::: Stored data :::
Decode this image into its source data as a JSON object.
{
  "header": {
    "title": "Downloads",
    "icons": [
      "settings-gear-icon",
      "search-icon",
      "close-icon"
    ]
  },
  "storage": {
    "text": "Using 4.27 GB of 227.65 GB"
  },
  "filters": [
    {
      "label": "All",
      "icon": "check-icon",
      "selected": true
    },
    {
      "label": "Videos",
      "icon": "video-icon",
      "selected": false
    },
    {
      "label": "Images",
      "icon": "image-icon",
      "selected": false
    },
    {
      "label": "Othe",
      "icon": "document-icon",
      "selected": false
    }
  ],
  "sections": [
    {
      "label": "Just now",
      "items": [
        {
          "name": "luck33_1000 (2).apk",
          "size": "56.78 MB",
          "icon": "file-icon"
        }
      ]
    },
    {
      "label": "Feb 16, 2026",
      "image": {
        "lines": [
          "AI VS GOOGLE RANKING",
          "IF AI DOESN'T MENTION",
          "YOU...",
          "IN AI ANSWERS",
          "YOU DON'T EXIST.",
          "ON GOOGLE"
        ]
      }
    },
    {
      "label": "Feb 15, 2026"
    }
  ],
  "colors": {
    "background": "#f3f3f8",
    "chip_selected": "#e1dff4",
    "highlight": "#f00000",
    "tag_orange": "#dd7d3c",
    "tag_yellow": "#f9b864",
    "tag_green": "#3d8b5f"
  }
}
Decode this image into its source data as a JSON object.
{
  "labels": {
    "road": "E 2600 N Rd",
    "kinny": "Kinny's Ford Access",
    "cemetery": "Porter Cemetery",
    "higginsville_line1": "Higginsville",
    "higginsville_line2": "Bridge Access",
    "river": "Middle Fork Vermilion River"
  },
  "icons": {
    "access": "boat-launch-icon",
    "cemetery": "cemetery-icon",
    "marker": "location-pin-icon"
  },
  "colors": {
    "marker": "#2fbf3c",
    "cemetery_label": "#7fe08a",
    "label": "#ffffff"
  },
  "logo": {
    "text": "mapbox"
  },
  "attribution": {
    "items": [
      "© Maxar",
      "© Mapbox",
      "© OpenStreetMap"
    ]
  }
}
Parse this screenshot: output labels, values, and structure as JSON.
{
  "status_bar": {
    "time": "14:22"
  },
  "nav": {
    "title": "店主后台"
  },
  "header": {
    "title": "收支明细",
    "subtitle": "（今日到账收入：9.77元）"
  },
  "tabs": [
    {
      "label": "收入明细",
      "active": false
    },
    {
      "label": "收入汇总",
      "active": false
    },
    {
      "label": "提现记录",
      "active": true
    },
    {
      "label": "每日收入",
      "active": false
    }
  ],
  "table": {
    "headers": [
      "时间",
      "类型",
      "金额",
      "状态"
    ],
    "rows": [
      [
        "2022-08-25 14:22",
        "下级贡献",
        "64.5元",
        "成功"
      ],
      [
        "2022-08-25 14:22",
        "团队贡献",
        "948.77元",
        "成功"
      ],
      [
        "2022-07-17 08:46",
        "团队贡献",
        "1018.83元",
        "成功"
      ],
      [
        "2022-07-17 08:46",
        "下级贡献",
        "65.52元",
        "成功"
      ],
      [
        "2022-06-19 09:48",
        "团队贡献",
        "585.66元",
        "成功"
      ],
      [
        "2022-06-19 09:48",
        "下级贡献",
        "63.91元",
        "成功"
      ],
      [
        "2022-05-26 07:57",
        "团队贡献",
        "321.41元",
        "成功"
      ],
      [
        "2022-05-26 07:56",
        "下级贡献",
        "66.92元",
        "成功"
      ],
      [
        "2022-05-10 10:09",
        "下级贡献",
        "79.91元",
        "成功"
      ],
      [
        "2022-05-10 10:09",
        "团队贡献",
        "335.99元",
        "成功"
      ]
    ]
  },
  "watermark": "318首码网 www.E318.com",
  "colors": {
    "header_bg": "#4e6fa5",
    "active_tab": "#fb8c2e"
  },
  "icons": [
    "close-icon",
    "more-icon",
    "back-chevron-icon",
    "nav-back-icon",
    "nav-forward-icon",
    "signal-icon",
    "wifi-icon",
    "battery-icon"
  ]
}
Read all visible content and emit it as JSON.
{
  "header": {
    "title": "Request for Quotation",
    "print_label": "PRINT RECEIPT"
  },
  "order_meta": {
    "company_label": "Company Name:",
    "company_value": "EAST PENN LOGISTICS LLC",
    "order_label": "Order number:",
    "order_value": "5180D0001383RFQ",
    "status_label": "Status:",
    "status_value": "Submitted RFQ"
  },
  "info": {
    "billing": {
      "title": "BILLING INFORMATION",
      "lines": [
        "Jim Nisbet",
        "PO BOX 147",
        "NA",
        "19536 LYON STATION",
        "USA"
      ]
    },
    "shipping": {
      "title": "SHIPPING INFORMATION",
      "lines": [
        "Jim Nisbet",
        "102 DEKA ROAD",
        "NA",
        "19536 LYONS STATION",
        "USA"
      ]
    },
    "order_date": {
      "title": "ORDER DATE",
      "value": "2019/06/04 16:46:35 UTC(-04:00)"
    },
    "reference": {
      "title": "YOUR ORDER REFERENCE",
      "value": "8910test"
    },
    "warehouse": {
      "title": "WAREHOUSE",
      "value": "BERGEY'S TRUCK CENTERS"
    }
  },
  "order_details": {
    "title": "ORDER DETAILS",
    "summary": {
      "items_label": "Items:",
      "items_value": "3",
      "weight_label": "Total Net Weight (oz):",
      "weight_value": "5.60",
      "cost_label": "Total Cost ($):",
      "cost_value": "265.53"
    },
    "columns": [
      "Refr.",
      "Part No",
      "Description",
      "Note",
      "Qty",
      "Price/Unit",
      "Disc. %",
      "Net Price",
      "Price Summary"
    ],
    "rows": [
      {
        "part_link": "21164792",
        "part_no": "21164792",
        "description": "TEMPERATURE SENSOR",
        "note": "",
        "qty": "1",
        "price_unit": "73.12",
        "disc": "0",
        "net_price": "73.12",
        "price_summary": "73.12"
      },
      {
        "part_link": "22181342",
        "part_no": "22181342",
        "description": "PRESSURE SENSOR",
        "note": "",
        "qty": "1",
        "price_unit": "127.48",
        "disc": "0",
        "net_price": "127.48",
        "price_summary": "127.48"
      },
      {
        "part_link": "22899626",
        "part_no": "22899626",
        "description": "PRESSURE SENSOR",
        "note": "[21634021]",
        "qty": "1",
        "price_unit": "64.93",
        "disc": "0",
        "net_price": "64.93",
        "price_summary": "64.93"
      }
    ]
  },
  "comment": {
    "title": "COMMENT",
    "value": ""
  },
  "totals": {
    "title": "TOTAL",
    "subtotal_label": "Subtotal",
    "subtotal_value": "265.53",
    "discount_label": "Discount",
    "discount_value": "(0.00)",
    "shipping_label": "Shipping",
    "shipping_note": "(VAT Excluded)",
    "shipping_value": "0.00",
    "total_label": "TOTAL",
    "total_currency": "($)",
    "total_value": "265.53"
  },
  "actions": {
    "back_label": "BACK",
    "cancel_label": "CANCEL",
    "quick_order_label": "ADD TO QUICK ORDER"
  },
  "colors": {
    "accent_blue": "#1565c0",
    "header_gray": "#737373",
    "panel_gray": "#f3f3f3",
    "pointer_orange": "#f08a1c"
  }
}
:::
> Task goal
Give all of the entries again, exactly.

> Exercise answer
Decode this image into its source data as a JSON object.
{
  "header": {
    "title": "Downloads",
    "icons": [
      "settings-gear-icon",
      "search-icon",
      "close-icon"
    ]
  },
  "storage": {
    "text": "Using 4.27 GB of 227.65 GB"
  },
  "filters": [
    {
      "label": "All",
      "icon": "check-icon",
      "selected": true
    },
    {
      "label": "Videos",
      "icon": "video-icon",
      "selected": false
    },
    {
      "label": "Images",
      "icon": "image-icon",
      "selected": false
    },
    {
      "label": "Othe",
      "icon": "document-icon",
      "selected": false
    }
  ],
  "sections": [
    {
      "label": "Just now",
      "items": [
        {
          "name": "luck33_1000 (2).apk",
          "size": "56.78 MB",
          "icon": "file-icon"
        }
      ]
    },
    {
      "label": "Feb 16, 2026",
      "image": {
        "lines": [
          "AI VS GOOGLE RANKING",
          "IF AI DOESN'T MENTION",
          "YOU...",
          "IN AI ANSWERS",
          "YOU DON'T EXIST.",
          "ON GOOGLE"
        ]
      }
    },
    {
      "label": "Feb 15, 2026"
    }
  ],
  "colors": {
    "background": "#f3f3f8",
    "chip_selected": "#e1dff4",
    "highlight": "#f00000",
    "tag_orange": "#dd7d3c",
    "tag_yellow": "#f9b864",
    "tag_green": "#3d8b5f"
  }
}
Decode this image into its source data as a JSON object.
{
  "labels": {
    "road": "E 2600 N Rd",
    "kinny": "Kinny's Ford Access",
    "cemetery": "Porter Cemetery",
    "higginsville_line1": "Higginsville",
    "higginsville_line2": "Bridge Access",
    "river": "Middle Fork Vermilion River"
  },
  "icons": {
    "access": "boat-launch-icon",
    "cemetery": "cemetery-icon",
    "marker": "location-pin-icon"
  },
  "colors": {
    "marker": "#2fbf3c",
    "cemetery_label": "#7fe08a",
    "label": "#ffffff"
  },
  "logo": {
    "text": "mapbox"
  },
  "attribution": {
    "items": [
      "© Maxar",
      "© Mapbox",
      "© OpenStreetMap"
    ]
  }
}
Parse this screenshot: output labels, values, and structure as JSON.
{
  "status_bar": {
    "time": "14:22"
  },
  "nav": {
    "title": "店主后台"
  },
  "header": {
    "title": "收支明细",
    "subtitle": "（今日到账收入：9.77元）"
  },
  "tabs": [
    {
      "label": "收入明细",
      "active": false
    },
    {
      "label": "收入汇总",
      "active": false
    },
    {
      "label": "提现记录",
      "active": true
    },
    {
      "label": "每日收入",
      "active": false
    }
  ],
  "table": {
    "headers": [
      "时间",
      "类型",
      "金额",
      "状态"
    ],
    "rows": [
      [
        "2022-08-25 14:22",
        "下级贡献",
        "64.5元",
        "成功"
      ],
      [
        "2022-08-25 14:22",
        "团队贡献",
        "948.77元",
        "成功"
      ],
      [
        "2022-07-17 08:46",
        "团队贡献",
        "1018.83元",
        "成功"
      ],
      [
        "2022-07-17 08:46",
        "下级贡献",
        "65.52元",
        "成功"
      ],
      [
        "2022-06-19 09:48",
        "团队贡献",
        "585.66元",
        "成功"
      ],
      [
        "2022-06-19 09:48",
        "下级贡献",
        "63.91元",
        "成功"
      ],
      [
        "2022-05-26 07:57",
        "团队贡献",
        "321.41元",
        "成功"
      ],
      [
        "2022-05-26 07:56",
        "下级贡献",
        "66.92元",
        "成功"
      ],
      [
        "2022-05-10 10:09",
        "下级贡献",
        "79.91元",
        "成功"
      ],
      [
        "2022-05-10 10:09",
        "团队贡献",
        "335.99元",
        "成功"
      ]
    ]
  },
  "watermark": "318首码网 www.E318.com",
  "colors": {
    "header_bg": "#4e6fa5",
    "active_tab": "#fb8c2e"
  },
  "icons": [
    "close-icon",
    "more-icon",
    "back-chevron-icon",
    "nav-back-icon",
    "nav-forward-icon",
    "signal-icon",
    "wifi-icon",
    "battery-icon"
  ]
}
Read all visible content and emit it as JSON.
{
  "header": {
    "title": "Request for Quotation",
    "print_label": "PRINT RECEIPT"
  },
  "order_meta": {
    "company_label": "Company Name:",
    "company_value": "EAST PENN LOGISTICS LLC",
    "order_label": "Order number:",
    "order_value": "5180D0001383RFQ",
    "status_label": "Status:",
    "status_value": "Submitted RFQ"
  },
  "info": {
    "billing": {
      "title": "BILLING INFORMATION",
      "lines": [
        "Jim Nisbet",
        "PO BOX 147",
        "NA",
        "19536 LYON STATION",
        "USA"
      ]
    },
    "shipping": {
      "title": "SHIPPING INFORMATION",
      "lines": [
        "Jim Nisbet",
        "102 DEKA ROAD",
        "NA",
        "19536 LYONS STATION",
        "USA"
      ]
    },
    "order_date": {
      "title": "ORDER DATE",
      "value": "2019/06/04 16:46:35 UTC(-04:00)"
    },
    "reference": {
      "title": "YOUR ORDER REFERENCE",
      "value": "8910test"
    },
    "warehouse": {
      "title": "WAREHOUSE",
      "value": "BERGEY'S TRUCK CENTERS"
    }
  },
  "order_details": {
    "title": "ORDER DETAILS",
    "summary": {
      "items_label": "Items:",
      "items_value": "3",
      "weight_label": "Total Net Weight (oz):",
      "weight_value": "5.60",
      "cost_label": "Total Cost ($):",
      "cost_value": "265.53"
    },
    "columns": [
      "Refr.",
      "Part No",
      "Description",
      "Note",
      "Qty",
      "Price/Unit",
      "Disc. %",
      "Net Price",
      "Price Summary"
    ],
    "rows": [
      {
        "part_link": "21164792",
        "part_no": "21164792",
        "description": "TEMPERATURE SENSOR",
        "note": "",
        "qty": "1",
        "price_unit": "73.12",
        "disc": "0",
        "net_price": "73.12",
        "price_summary": "73.12"
      },
      {
        "part_link": "22181342",
        "part_no": "22181342",
        "description": "PRESSURE SENSOR",
        "note": "",
        "qty": "1",
        "price_unit": "127.48",
        "disc": "0",
        "net_price": "127.48",
        "price_summary": "127.48"
      },
      {
        "part_link": "22899626",
        "part_no": "22899626",
        "description": "PRESSURE SENSOR",
        "note": "[21634021]",
        "qty": "1",
        "price_unit": "64.93",
        "disc": "0",
        "net_price": "64.93",
        "price_summary": "64.93"
      }
    ]
  },
  "comment": {
    "title": "COMMENT",
    "value": ""
  },
  "totals": {
    "title": "TOTAL",
    "subtotal_label": "Subtotal",
    "subtotal_value": "265.53",
    "discount_label": "Discount",
    "discount_value": "(0.00)",
    "shipping_label": "Shipping",
    "shipping_note": "(VAT Excluded)",
    "shipping_value": "0.00",
    "total_label": "TOTAL",
    "total_currency": "($)",
    "total_value": "265.53"
  },
  "actions": {
    "back_label": "BACK",
    "cancel_label": "CANCEL",
    "quick_order_label": "ADD TO QUICK ORDER"
  },
  "colors": {
    "accent_blue": "#1565c0",
    "header_gray": "#737373",
    "panel_gray": "#f3f3f3",
    "pointer_orange": "#f08a1c"
  }
}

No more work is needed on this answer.